Did an alleged terror attack on Canada's Parliament cause a spike in Islamophobia? One actor went to find out — and ended up with a fist in his face.
In an effort to test whether last week's shooting in Ottawa has made Canadians more uncomfortable around Muslims, a film director and two actors staged a social experiment at a local bus stop.
The video opens with director Omar al-Bach introducing two actors: Devin, playing an outspoken racist, and Zack, dressed in a traditional Islamic kaftan with a white cap. As the men waited at a bus stop, Devin launched tirade of verbal harassment and Islamophobic slurs at Zack. Al-Bach recorded the reactions of pedestrians.
"Are you planning on taking a bus? I suggest you take another ride," Devin tells one bystander, suggesting it would be dangerous to commute with Zack.
Another bystander interrupts: "You can't stereotype and judge people by their clothes. Or their nationalities or anything else."
"What happened there [in Ottawa] was an incident of fanatics. Everybody cannot be punished like that," he continued in his defense of Zack, even pretending to be his friend to help end the assault.
To which Devin replies: "What if he has explosives on him? Did you think of that?"
"That guy was a lone wolf," another bystander says, "he had mental health issues."
Yet another bystander simply answered Devin's question with a fist to the face.
Al-Bach closes the film with a tribute to the 24-year-old soldier, Cpl. Nathan Cirillo, who was killed by a gunman who opened fire in Ottawa's Parliament Hill last week. A funeral procession for Cirillo was held on Tuesday with 4,500 people led by his 5-year-old son, Marco.
Many surmised that the shooter was a criminal, not a terrorist. "I don't think we have enough evidence to use that word," Parliament member Tom Mulcair said on Thursday.

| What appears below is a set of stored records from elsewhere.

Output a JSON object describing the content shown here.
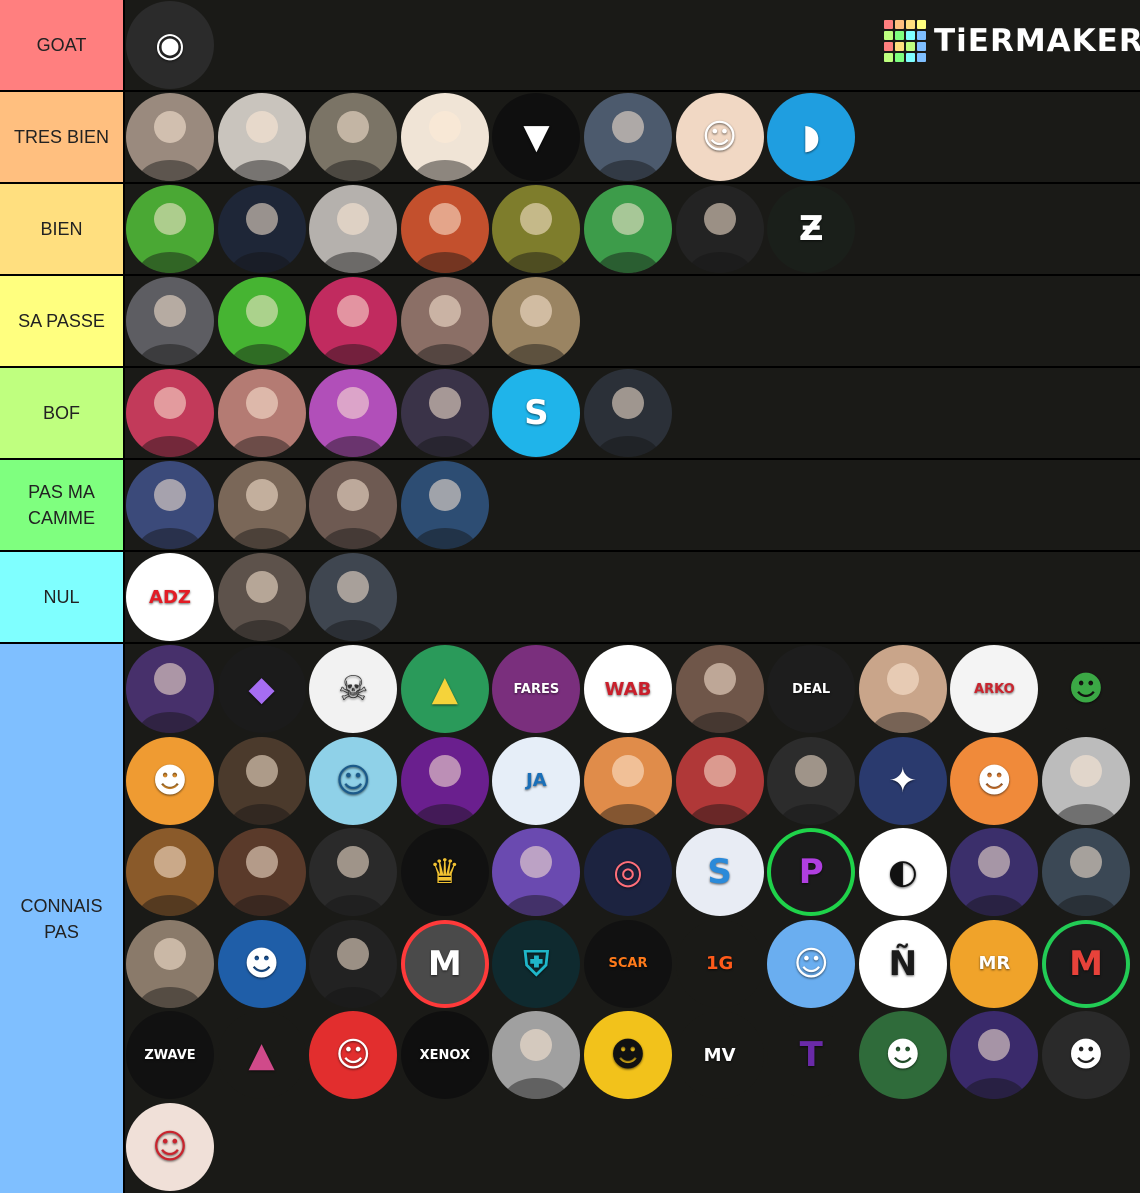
{
  "brand": {
    "logo_text": "TiERMAKER",
    "grid_colors": [
      "#ff7f7f",
      "#ffbf7f",
      "#ffdf7f",
      "#ffff7f",
      "#bfff7f",
      "#7fff7f",
      "#7fffff",
      "#7fbfff",
      "#ff7f7f",
      "#ffdf7f",
      "#bfff7f",
      "#7fbfff",
      "#bfff7f",
      "#7fff7f",
      "#7fffff",
      "#7fbfff"
    ]
  },
  "tiers": [
    {
      "label": "GOAT",
      "color": "#ff7f7f",
      "count": 1,
      "avatars": [
        {
          "icon": "masked-figure-icon",
          "bg": "#2b2b2b",
          "glyph": "◉"
        }
      ]
    },
    {
      "label": "TRES BIEN",
      "color": "#ffbf7f",
      "count": 8,
      "avatars": [
        {
          "icon": "person-photo-icon",
          "bg": "#9a8a7e"
        },
        {
          "icon": "person-cap-photo-icon",
          "bg": "#c9c4bd"
        },
        {
          "icon": "group-photo-icon",
          "bg": "#7b7466"
        },
        {
          "icon": "cartoon-character-icon",
          "bg": "#f0e4d6"
        },
        {
          "icon": "wolf-logo-icon",
          "bg": "#0f0f0f",
          "glyph": "▼"
        },
        {
          "icon": "person-photo-icon",
          "bg": "#4c5a6d"
        },
        {
          "icon": "drawn-face-icon",
          "bg": "#f1d8c4",
          "glyph": "☺"
        },
        {
          "icon": "banana-icon",
          "bg": "#1f9ee0",
          "glyph": "◗"
        }
      ]
    },
    {
      "label": "BIEN",
      "color": "#ffdf7f",
      "count": 8,
      "avatars": [
        {
          "icon": "person-hat-photo-icon",
          "bg": "#4aa834"
        },
        {
          "icon": "person-photo-icon",
          "bg": "#1e2637"
        },
        {
          "icon": "person-photo-icon",
          "bg": "#b5b1ad"
        },
        {
          "icon": "person-cap-photo-icon",
          "bg": "#c3502d"
        },
        {
          "icon": "person-photo-icon",
          "bg": "#7e7d2c"
        },
        {
          "icon": "person-headset-photo-icon",
          "bg": "#3d9c4a"
        },
        {
          "icon": "person-photo-icon",
          "bg": "#232323"
        },
        {
          "icon": "zt-logo-icon",
          "bg": "#1a1f1a",
          "glyph": "Ƶ"
        }
      ]
    },
    {
      "label": "SA PASSE",
      "color": "#ffff7f",
      "count": 5,
      "avatars": [
        {
          "icon": "person-photo-icon",
          "bg": "#5d5d62"
        },
        {
          "icon": "person-cap-photo-icon",
          "bg": "#46b432"
        },
        {
          "icon": "person-headset-photo-icon",
          "bg": "#c12b5f"
        },
        {
          "icon": "person-photo-icon",
          "bg": "#8b6f66"
        },
        {
          "icon": "teddy-bear-photo-icon",
          "bg": "#9a8462"
        }
      ]
    },
    {
      "label": "BOF",
      "color": "#bfff7f",
      "count": 6,
      "avatars": [
        {
          "icon": "person-mic-photo-icon",
          "bg": "#c23a5a"
        },
        {
          "icon": "person-photo-icon",
          "bg": "#b47b73"
        },
        {
          "icon": "person-cap-photo-icon",
          "bg": "#b14fb9"
        },
        {
          "icon": "person-cap-photo-icon",
          "bg": "#3a3348"
        },
        {
          "icon": "s-logo-icon",
          "bg": "#1fb4ea",
          "glyph": "S"
        },
        {
          "icon": "person-photo-icon",
          "bg": "#2b3038"
        }
      ]
    },
    {
      "label": "PAS MA\nCAMME",
      "color": "#7fff7f",
      "count": 4,
      "avatars": [
        {
          "icon": "person-headset-photo-icon",
          "bg": "#3b4a7a"
        },
        {
          "icon": "person-glasses-photo-icon",
          "bg": "#7a6758"
        },
        {
          "icon": "person-photo-icon",
          "bg": "#6e5a52"
        },
        {
          "icon": "person-headset-photo-icon",
          "bg": "#2d4d73"
        }
      ]
    },
    {
      "label": "NUL",
      "color": "#7fffff",
      "count": 3,
      "avatars": [
        {
          "icon": "adz-logo-icon",
          "bg": "#ffffff",
          "glyph": "ADZ",
          "fg": "#e31c25"
        },
        {
          "icon": "person-headset-photo-icon",
          "bg": "#5d524b"
        },
        {
          "icon": "person-photo-icon",
          "bg": "#3f4650"
        }
      ]
    },
    {
      "label": "CONNAIS\nPAS",
      "color": "#7fbfff",
      "count": 56,
      "avatars": [
        {
          "icon": "person-photo-icon",
          "bg": "#47306b"
        },
        {
          "icon": "crow-crystal-logo-icon",
          "bg": "#1b1b1b",
          "glyph": "◆",
          "fg": "#a66df2"
        },
        {
          "icon": "sugar-skull-icon",
          "bg": "#f2f2f2",
          "glyph": "☠",
          "fg": "#333"
        },
        {
          "icon": "banana-chair-logo-icon",
          "bg": "#2a9a5a",
          "glyph": "▲",
          "fg": "#f5d33a"
        },
        {
          "icon": "fares-logo-icon",
          "bg": "#7a2f7d",
          "glyph": "FARES"
        },
        {
          "icon": "wab-tv-logo-icon",
          "bg": "#ffffff",
          "glyph": "WAB",
          "fg": "#c91f2b"
        },
        {
          "icon": "person-photo-icon",
          "bg": "#6f5649"
        },
        {
          "icon": "deal-logo-icon",
          "bg": "#1d1d1d",
          "glyph": "DEAL"
        },
        {
          "icon": "person-photo-icon",
          "bg": "#c9a58a"
        },
        {
          "icon": "arko-tv-logo-icon",
          "bg": "#f4f4f4",
          "glyph": "ARKO",
          "fg": "#c9242e"
        },
        {
          "icon": "cartoon-character-icon",
          "bg": "#1a1a17",
          "glyph": "☻",
          "fg": "#3ba845"
        },
        {
          "icon": "tigger-icon",
          "bg": "#ef9b32",
          "glyph": "☻"
        },
        {
          "icon": "group-photo-icon",
          "bg": "#4b3a2c"
        },
        {
          "icon": "cartoon-person-icon",
          "bg": "#8fd1e8",
          "glyph": "☺",
          "fg": "#1b5a8a"
        },
        {
          "icon": "person-photo-icon",
          "bg": "#6a1f8e"
        },
        {
          "icon": "ja-logo-icon",
          "bg": "#e6eef8",
          "glyph": "JA",
          "fg": "#1a6fb8"
        },
        {
          "icon": "child-photo-icon",
          "bg": "#e08c4a"
        },
        {
          "icon": "person-photo-icon",
          "bg": "#b03838"
        },
        {
          "icon": "person-phone-photo-icon",
          "bg": "#2c2c2c"
        },
        {
          "icon": "space-logo-icon",
          "bg": "#2a3a6e",
          "glyph": "✦"
        },
        {
          "icon": "bearded-man-cartoon-icon",
          "bg": "#f08a3a",
          "glyph": "☻"
        },
        {
          "icon": "person-photo-icon",
          "bg": "#bcbcbc"
        },
        {
          "icon": "leopard-coat-photo-icon",
          "bg": "#8a5a2a"
        },
        {
          "icon": "person-photo-icon",
          "bg": "#5a3a2a"
        },
        {
          "icon": "person-photo-icon",
          "bg": "#2a2a2a"
        },
        {
          "icon": "lion-logo-icon",
          "bg": "#111111",
          "glyph": "♛",
          "fg": "#f1c232"
        },
        {
          "icon": "person-hat-photo-icon",
          "bg": "#6a4ab0"
        },
        {
          "icon": "loly-pokicake-logo-icon",
          "bg": "#1c2340",
          "glyph": "◎",
          "fg": "#ff6f7a"
        },
        {
          "icon": "s-logo-icon",
          "bg": "#e8ecf4",
          "glyph": "S",
          "fg": "#2b8ad9"
        },
        {
          "icon": "rp-logo-icon",
          "bg": "#1b1b1b",
          "glyph": "P",
          "fg": "#b03fe0",
          "ring": "#1fd34a"
        },
        {
          "icon": "half-face-icon",
          "bg": "#ffffff",
          "glyph": "◐",
          "fg": "#111"
        },
        {
          "icon": "person-photo-icon",
          "bg": "#3b2f6b"
        },
        {
          "icon": "person-mask-photo-icon",
          "bg": "#3b4855"
        },
        {
          "icon": "person-cap-photo-icon",
          "bg": "#8a7a6a"
        },
        {
          "icon": "bearded-man-cartoon-icon",
          "bg": "#1f5ea8",
          "glyph": "☻"
        },
        {
          "icon": "dj-photo-icon",
          "bg": "#222222"
        },
        {
          "icon": "m-logo-icon",
          "bg": "#4a4a4a",
          "glyph": "M",
          "ring": "#ff3a3a"
        },
        {
          "icon": "spartan-helmet-logo-icon",
          "bg": "#0f2a2f",
          "glyph": "⛨",
          "fg": "#1fb6c9"
        },
        {
          "icon": "scar-lion-logo-icon",
          "bg": "#111111",
          "glyph": "SCAR",
          "fg": "#ff7a1a"
        },
        {
          "icon": "1g-logo-icon",
          "bg": "#1a1a17",
          "glyph": "1G",
          "fg": "#ff5a1a"
        },
        {
          "icon": "cartoon-person-icon",
          "bg": "#6aaef0",
          "glyph": "☺"
        },
        {
          "icon": "n-logo-icon",
          "bg": "#ffffff",
          "glyph": "Ñ",
          "fg": "#1b1b1b"
        },
        {
          "icon": "mr-logo-icon",
          "bg": "#f0a32a",
          "glyph": "MR"
        },
        {
          "icon": "m-logo-icon",
          "bg": "#1b1b1b",
          "glyph": "M",
          "fg": "#e8423a",
          "ring": "#22cc55"
        },
        {
          "icon": "zwave-gaming-logo-icon",
          "bg": "#111111",
          "glyph": "ZWAVE"
        },
        {
          "icon": "triangle-logo-icon",
          "bg": "#1a1a17",
          "glyph": "▲",
          "fg": "#d04a8a"
        },
        {
          "icon": "cartoon-person-icon",
          "bg": "#e22e2e",
          "glyph": "☺"
        },
        {
          "icon": "xenoxgaming-logo-icon",
          "bg": "#0f0f0f",
          "glyph": "XENOX"
        },
        {
          "icon": "person-photo-icon",
          "bg": "#a0a0a0"
        },
        {
          "icon": "cartoon-person-icon",
          "bg": "#f2c21b",
          "glyph": "☻",
          "fg": "#111"
        },
        {
          "icon": "mv-logo-icon",
          "bg": "#1a1a17",
          "glyph": "MV"
        },
        {
          "icon": "t-logo-icon",
          "bg": "#1a1a17",
          "glyph": "T",
          "fg": "#6a2aa8"
        },
        {
          "icon": "bearded-man-cartoon-icon",
          "bg": "#2f6b3a",
          "glyph": "☻"
        },
        {
          "icon": "person-photo-icon",
          "bg": "#3a2a6b"
        },
        {
          "icon": "cartoon-person-icon",
          "bg": "#2a2a2a",
          "glyph": "☻"
        },
        {
          "icon": "redhead-cartoon-icon",
          "bg": "#f0e0d8",
          "glyph": "☺",
          "fg": "#c9242e"
        }
      ]
    }
  ]
}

The video, which has garnered more than 1 million views since it was uploaded to YouTube Tuesday, doesn't just show members of the public standing up for a victim: It gives us a look at how Canadian society is handling last week's shooting.
It's also a lesson for countries like the U.S., where hate crimes against Muslims spike whenever there's a criminal or terrorist incident involving Muslims or even when something innocuous like debating the placement of a mosque in New York City happens. One horrific example after another shows that the U.S. has a long way to go.
Perhaps the U.S. can look to its neighbors to the north for some advice on how to stand tall and not succumb to fear and xenophobia in the wake of a horrific tragedy.